Ben Simmons
Position: F
Born: 07/20/96
Height: 6-10 / 2.08
Weight:240 lbs. / 108.9 kg.
Salary: $35,448,672
After the Nets’ 112-98 victory over the Toronto Raptors on Wednesday night where he put up 14 points, six dimes, three steals and two blocks, Ben Simmons told reporters that it’s the best he’s felt in terms of mobility in recent memory. Simmons memorably took the entire 2021-22 season off, nursing back and knee problems along the way. “So far this is the best I’ve felt in terms of moving. Obviously it’s a back-to-back too. I think my minutes were supposed to be lower, but I was trying to push myself and I wanted to be out there to help the team win,” Simmons said, via SNY Nets.
Erik Slater: This clip of KD talking about Ben Simmons yelling at him after he passed up a backdoor dunk in Portland is hilarious: “Joe missed the shot and I look up and Ben was like ‘Dunk the f***ing ball!’” Simmons’ mindset has done a complete 180.

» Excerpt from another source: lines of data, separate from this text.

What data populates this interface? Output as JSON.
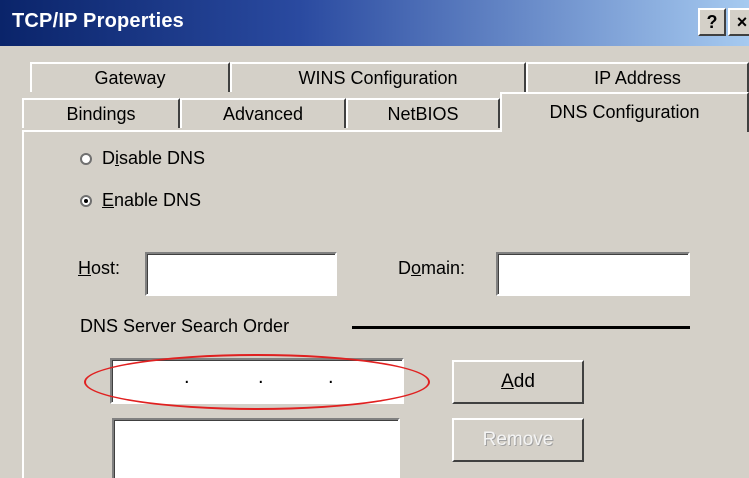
{
  "window": {
    "title": "TCP/IP Properties",
    "help_button": "?",
    "close_button": "×"
  },
  "tabs": {
    "row1": [
      "Gateway",
      "WINS Configuration",
      "IP Address"
    ],
    "row2": [
      "Bindings",
      "Advanced",
      "NetBIOS",
      "DNS Configuration"
    ],
    "selected": "DNS Configuration"
  },
  "dns": {
    "disable_label_pre": "D",
    "disable_label_u": "i",
    "disable_label_post": "sable DNS",
    "enable_label_u": "E",
    "enable_label_post": "nable DNS",
    "selected": "Enable DNS",
    "host_label_u": "H",
    "host_label_post": "ost:",
    "host_value": "",
    "domain_label_pre": "D",
    "domain_label_u": "o",
    "domain_label_post": "main:",
    "domain_value": "",
    "search_order_label": "DNS Server Search Order",
    "server_ip_dots": [
      ".",
      ".",
      "."
    ],
    "add_button_u": "A",
    "add_button_post": "dd",
    "remove_button": "Remove"
  },
  "colors": {
    "title_bar_start": "#0a246a",
    "title_bar_end": "#a6caf0",
    "dialog_face": "#d4d0c8",
    "highlight_ellipse": "#e02020"
  }
}
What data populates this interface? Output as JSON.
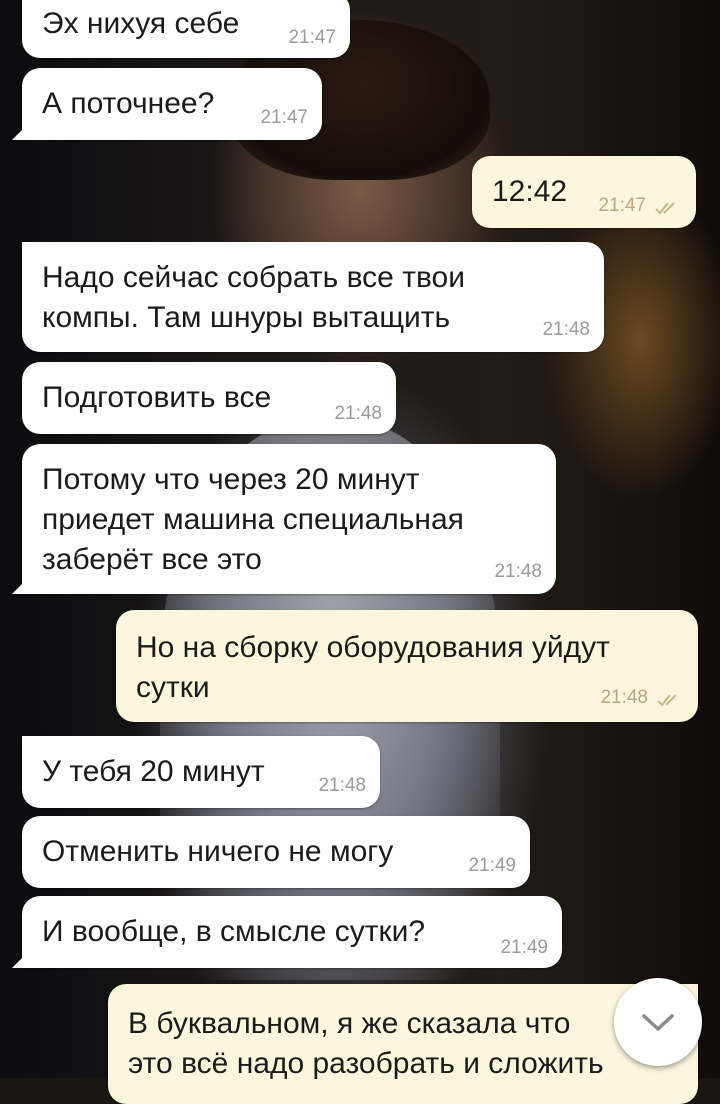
{
  "messages": [
    {
      "dir": "in",
      "text": "Эх нихуя себе",
      "time": "21:47"
    },
    {
      "dir": "in",
      "text": "А поточнее?",
      "time": "21:47"
    },
    {
      "dir": "out",
      "text": "12:42",
      "time": "21:47",
      "status": "read"
    },
    {
      "dir": "in",
      "text": "Надо сейчас собрать все твои\nкомпы. Там шнуры вытащить",
      "time": "21:48"
    },
    {
      "dir": "in",
      "text": "Подготовить все",
      "time": "21:48"
    },
    {
      "dir": "in",
      "text": "Потому что через 20 минут\nприедет машина специальная\nзаберёт все это",
      "time": "21:48"
    },
    {
      "dir": "out",
      "text": "Но на сборку оборудования уйдут\nсутки",
      "time": "21:48",
      "status": "read"
    },
    {
      "dir": "in",
      "text": "У тебя 20 минут",
      "time": "21:48"
    },
    {
      "dir": "in",
      "text": "Отменить ничего не могу",
      "time": "21:49"
    },
    {
      "dir": "in",
      "text": "И вообще, в смысле сутки?",
      "time": "21:49"
    },
    {
      "dir": "out",
      "text": "В буквальном, я же сказала что\nэто всё надо разобрать и сложить",
      "time": "",
      "status": ""
    }
  ],
  "icons": {
    "read_check": "double-check-icon",
    "scroll_down": "chevron-down-icon"
  },
  "colors": {
    "incoming_bubble": "#ffffff",
    "outgoing_bubble": "#fdf6df",
    "read_check": "#c9b98a"
  }
}
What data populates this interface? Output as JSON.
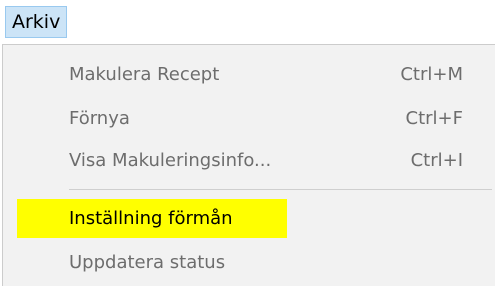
{
  "menubar": {
    "items": [
      {
        "label": "Arkiv"
      }
    ]
  },
  "menu": {
    "items": [
      {
        "label": "Makulera Recept",
        "shortcut": "Ctrl+M",
        "enabled": false
      },
      {
        "label": "Förnya",
        "shortcut": "Ctrl+F",
        "enabled": false
      },
      {
        "label": "Visa Makuleringsinfo...",
        "shortcut": "Ctrl+I",
        "enabled": false
      },
      {
        "label": "Inställning förmån",
        "shortcut": "",
        "enabled": true,
        "highlight_color": "#ffff00"
      },
      {
        "label": "Uppdatera status",
        "shortcut": "",
        "enabled": false
      }
    ]
  },
  "colors": {
    "menubar_active_bg": "#cce4f7",
    "menu_bg": "#f2f2f2",
    "disabled_text": "#6d6d6d",
    "highlight": "#ffff00"
  }
}
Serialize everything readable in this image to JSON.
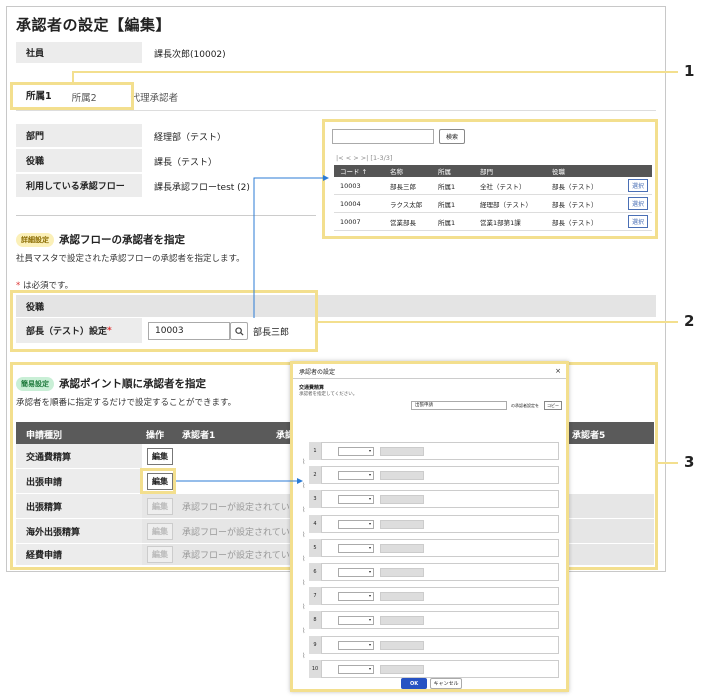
{
  "title": "承認者の設定【編集】",
  "employee": {
    "label": "社員",
    "value": "課長次郎(10002)"
  },
  "tabs": [
    {
      "label": "所属1",
      "active": true
    },
    {
      "label": "所属2",
      "active": false
    },
    {
      "label": "代理承認者",
      "active": false
    }
  ],
  "info_rows": [
    {
      "label": "部門",
      "value": "経理部（テスト）"
    },
    {
      "label": "役職",
      "value": "課長（テスト）"
    },
    {
      "label": "利用している承認フロー",
      "value": "課長承認フローtest (2)"
    }
  ],
  "popup": {
    "search_placeholder": "",
    "search_button": "検索",
    "pager": "|<  <  >  >|  [1-3/3]",
    "columns": [
      "コード ↑",
      "名称",
      "所属",
      "部門",
      "役職"
    ],
    "rows": [
      {
        "code": "10003",
        "name": "部長三郎",
        "affil": "所属1",
        "dept": "全社（テスト）",
        "post": "部長（テスト）"
      },
      {
        "code": "10004",
        "name": "ラクス太郎",
        "affil": "所属1",
        "dept": "経理部（テスト）",
        "post": "部長（テスト）"
      },
      {
        "code": "10007",
        "name": "営業部長",
        "affil": "所属1",
        "dept": "営業1部第1課",
        "post": "部長（テスト）"
      }
    ],
    "select_label": "選択"
  },
  "detail": {
    "badge": "詳細設定",
    "title": "承認フローの承認者を指定",
    "description": "社員マスタで設定された承認フローの承認者を指定します。",
    "required_note": "は必須です。",
    "required_mark": "*",
    "group_header": "役職",
    "field_label": "部長（テスト）設定",
    "field_value": "10003",
    "field_result": "部長三郎"
  },
  "simple": {
    "badge": "簡易設定",
    "title": "承認ポイント順に承認者を指定",
    "description": "承認者を順番に指定するだけで設定することができます。",
    "columns": [
      "申請種別",
      "操作",
      "承認者1",
      "承認者5"
    ],
    "col3_partial": "承認",
    "rows": [
      {
        "type": "交通費精算",
        "edit": "編集",
        "enabled": true,
        "note": ""
      },
      {
        "type": "出張申請",
        "edit": "編集",
        "enabled": true,
        "note": ""
      },
      {
        "type": "出張精算",
        "edit": "編集",
        "enabled": false,
        "note": "承認フローが設定されてい"
      },
      {
        "type": "海外出張精算",
        "edit": "編集",
        "enabled": false,
        "note": "承認フローが設定されてい"
      },
      {
        "type": "経費申請",
        "edit": "編集",
        "enabled": false,
        "note": "承認フローが設定されてい"
      }
    ]
  },
  "dialog": {
    "title": "承認者の設定",
    "close": "×",
    "sub_title": "交通費精算",
    "sub_desc": "承認者を指定してください。",
    "select_value": "出張申請",
    "copy_note": "の承認者設定を",
    "copy_button": "コピー",
    "steps": [
      "1",
      "2",
      "3",
      "4",
      "5",
      "6",
      "7",
      "8",
      "9",
      "10"
    ],
    "ok": "OK",
    "cancel": "キャンセル"
  },
  "callouts": [
    "1",
    "2",
    "3"
  ],
  "colors": {
    "highlight": "#f3df8e",
    "arrow": "#2b7bd6",
    "header": "#5a5a5a"
  }
}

“I had a terrible year,” Simmons says, flatly, “so I know how to handle my emotions and what I need to be doing to get on track. If I’m worried or sad or frustrated or angry, I feel like I’m better able to deal with that now. It took time, but I’m at peace with who I am and what’s going on around me. I know what my priorities are, and what I need to do every day. Besides that, I just want to be me.”

Ben Simmons: 'Everyone’s been tearing me down for a year straight'

“Everyone’s been tearing me down for a year straight,” he says, pausing. “It sucks.” But all that criticism is fuel, too, for a new season that’s now two weeks old but, when we met in September, had not yet begun. “I love when people are talking shit, wanting to see me down, because in my head I’m playing with house money. I know I’m not gonna go out there and suck. I know that’s not going to happen. I would have to be a different person.”
That’s a reference to his sister Olivia, with whom he was close growing up, and who in early 2021 accused their half-brother Sean Tribe of molesting her as a child. Her tweets on the subject were denied by the family and later found to be defamatory. “I was the target, so I felt a responsibility to keep everything together,” says 36-year-old Tribe, Simmons’s manager since his days in Louisiana until last year. “But that affects me, therefore it affects Ben, because we’re family and I’m working with him every day.” With his professional and personal lives both shaken, Simmons was adrift. “These things just started piling up and piling up, and basketball was supposed to be my happy place, where I’m able to be free and express myself, and suddenly I wasn’t able to do that.” Before countless games he would call his sister Emily, who manages Simmons’s marketing and had, like Tribe, moved to the US to support him. He remembers once asking her a simple plaintive question: “Do you ever just wake up sad?”